When dealing with a lack of heat, it is important to document all of your communication with your landlord or property manager. This may include written notices, emails, and phone calls. Keep records of all repairs that are made and the date they were completed. If you need to take legal action, you will need to provide evidence that you have attempted to resolve the issue with your landlord.
Overall, tenants have legal remedies available to them if their landlord fails to provide heat. Consult with an attorney to determine the best course of action for your situation and always follow your state’s landlord-tenant laws.
Preventing Future Heating Issues in Your Rental Property

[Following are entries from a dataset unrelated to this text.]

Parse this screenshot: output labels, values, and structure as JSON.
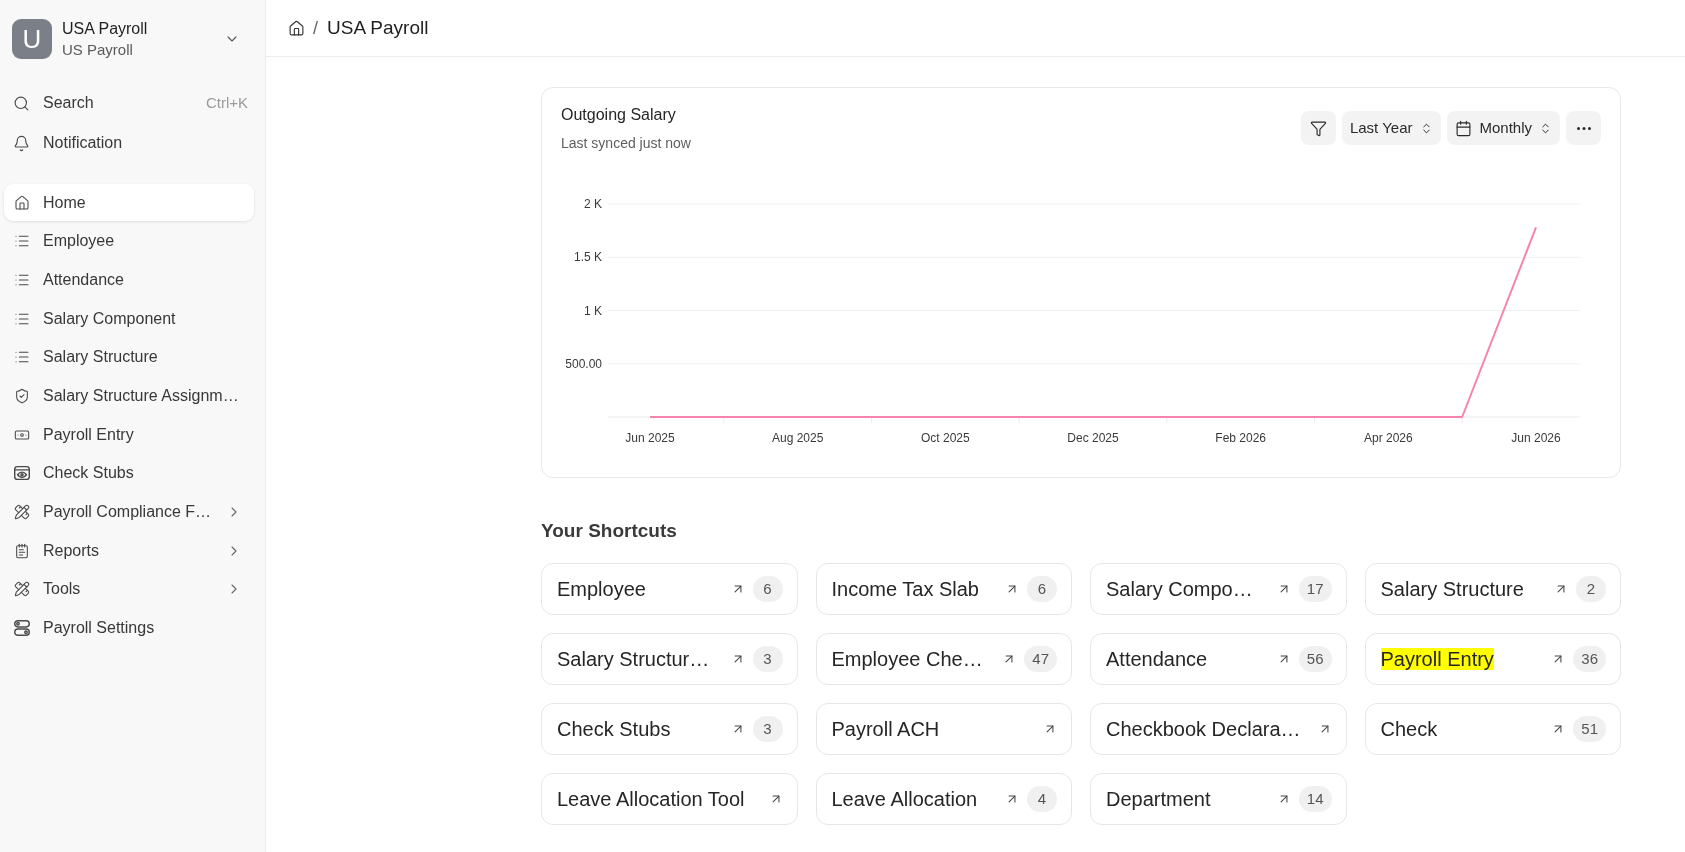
{
  "sidebar": {
    "workspace": {
      "initial": "U",
      "title": "USA Payroll",
      "subtitle": "US Payroll"
    },
    "search": {
      "label": "Search",
      "shortcut": "Ctrl+K"
    },
    "notification": {
      "label": "Notification"
    },
    "items": [
      {
        "label": "Home",
        "selected": true,
        "submenu": false
      },
      {
        "label": "Employee",
        "selected": false,
        "submenu": false
      },
      {
        "label": "Attendance",
        "selected": false,
        "submenu": false
      },
      {
        "label": "Salary Component",
        "selected": false,
        "submenu": false
      },
      {
        "label": "Salary Structure",
        "selected": false,
        "submenu": false
      },
      {
        "label": "Salary Structure Assignm…",
        "selected": false,
        "submenu": false
      },
      {
        "label": "Payroll Entry",
        "selected": false,
        "submenu": false
      },
      {
        "label": "Check Stubs",
        "selected": false,
        "submenu": false
      },
      {
        "label": "Payroll Compliance F…",
        "selected": false,
        "submenu": true
      },
      {
        "label": "Reports",
        "selected": false,
        "submenu": true
      },
      {
        "label": "Tools",
        "selected": false,
        "submenu": true
      },
      {
        "label": "Payroll Settings",
        "selected": false,
        "submenu": false
      }
    ]
  },
  "breadcrumb": {
    "separator": "/",
    "current": "USA Payroll"
  },
  "chart_card": {
    "title": "Outgoing Salary",
    "subtitle": "Last synced just now",
    "period": "Last Year",
    "interval": "Monthly",
    "chart_data": {
      "type": "line",
      "categories": [
        "Jun 2025",
        null,
        "Aug 2025",
        null,
        "Oct 2025",
        null,
        "Dec 2025",
        null,
        "Feb 2026",
        null,
        "Apr 2026",
        null,
        "Jun 2026"
      ],
      "series": [
        {
          "color": "#f683ae",
          "values": [
            0,
            0,
            0,
            0,
            0,
            0,
            0,
            0,
            0,
            0,
            0,
            0,
            1780
          ]
        }
      ],
      "ylim": [
        0,
        2000
      ],
      "yticks": [
        {
          "value": 500,
          "label": "500.00"
        },
        {
          "value": 1000,
          "label": "1 K"
        },
        {
          "value": 1500,
          "label": "1.5 K"
        },
        {
          "value": 2000,
          "label": "2 K"
        }
      ],
      "grid": true
    }
  },
  "shortcuts": {
    "title": "Your Shortcuts",
    "items": [
      {
        "label": "Employee",
        "count": "6",
        "highlighted": false
      },
      {
        "label": "Income Tax Slab",
        "count": "6",
        "highlighted": false
      },
      {
        "label": "Salary Compo…",
        "count": "17",
        "highlighted": false
      },
      {
        "label": "Salary Structure",
        "count": "2",
        "highlighted": false
      },
      {
        "label": "Salary Structur…",
        "count": "3",
        "highlighted": false
      },
      {
        "label": "Employee Che…",
        "count": "47",
        "highlighted": false
      },
      {
        "label": "Attendance",
        "count": "56",
        "highlighted": false
      },
      {
        "label": "Payroll Entry",
        "count": "36",
        "highlighted": true
      },
      {
        "label": "Check Stubs",
        "count": "3",
        "highlighted": false
      },
      {
        "label": "Payroll ACH",
        "highlighted": false
      },
      {
        "label": "Checkbook Declara…",
        "highlighted": false
      },
      {
        "label": "Check",
        "count": "51",
        "highlighted": false
      },
      {
        "label": "Leave Allocation Tool",
        "highlighted": false
      },
      {
        "label": "Leave Allocation",
        "count": "4",
        "highlighted": false
      },
      {
        "label": "Department",
        "count": "14",
        "highlighted": false
      }
    ]
  }
}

Living in a rental property can be challenging when issues such as heat malfunctions occur. While it is the landlord’s responsibility to provide and maintain heat, it is still essential to take measures that prevent future heating problems. Here are five ways to prevent heat malfunctions in your rental property:
1. Regular Maintenance
Heating systems require regular maintenance to function correctly and efficiently. It is important to request regular maintenance from your landlord to inspect and correct any minor issues before they become major problems. You can also take steps to maintain the heating system regularly. Cleaning or replacing the air filters every three months and scheduling an annual inspection can prevent costly repairs.
2. Avoid Blocking Air Vents and Radiators
Blocking air vents or radiators with furniture or curtains can prevent proper airflow and increase the risk of heating problems. It is important to keep the vents and radiators clear of any obstructions to allow hot air to circulate in the rooms and prevent the heating system from working harder than it should.
3. Maintain Adequate Insulation
Proper insulation is essential to keep the heat inside your rental property. Insulation helps to reduce heat loss through walls, floors, and ceilings. Ensure that your rental unit has adequate insulation, especially in areas such as attics and basements. Proper insulation reduces the workload of heating systems, especially during cold weather.
4. Seal Any Drafts
Seal any drafts around doors and windows to prevent cold air from entering and hot air from escaping. Drafts can cause heating systems to work harder, leading to potential malfunctions. Applying weather stripping and caulking around doors and windows helps to keep them airtight, increasing energy efficiency and preventing heat loss.
5. Educate Yourself and Your Landlord
Knowing what causes heating problems and how to prevent them helps you to recognize and report any heating issues early. Educate yourself and your landlord by reading blogs or articles on common heating problems and how to avoid them. Ensure that your landlord understands their responsibilities regarding heating systems’ maintenance, and report any issues promptly.
In conclusion, preventing future heating issues in your rental property starts with regular maintenance, avoiding blockage of air vents and radiators, maintaining adequate insulation, sealing any drafts, and educating yourself and your landlord. By implementing these measures, you can avoid heating malfunctions and ensure a comfortable living environment.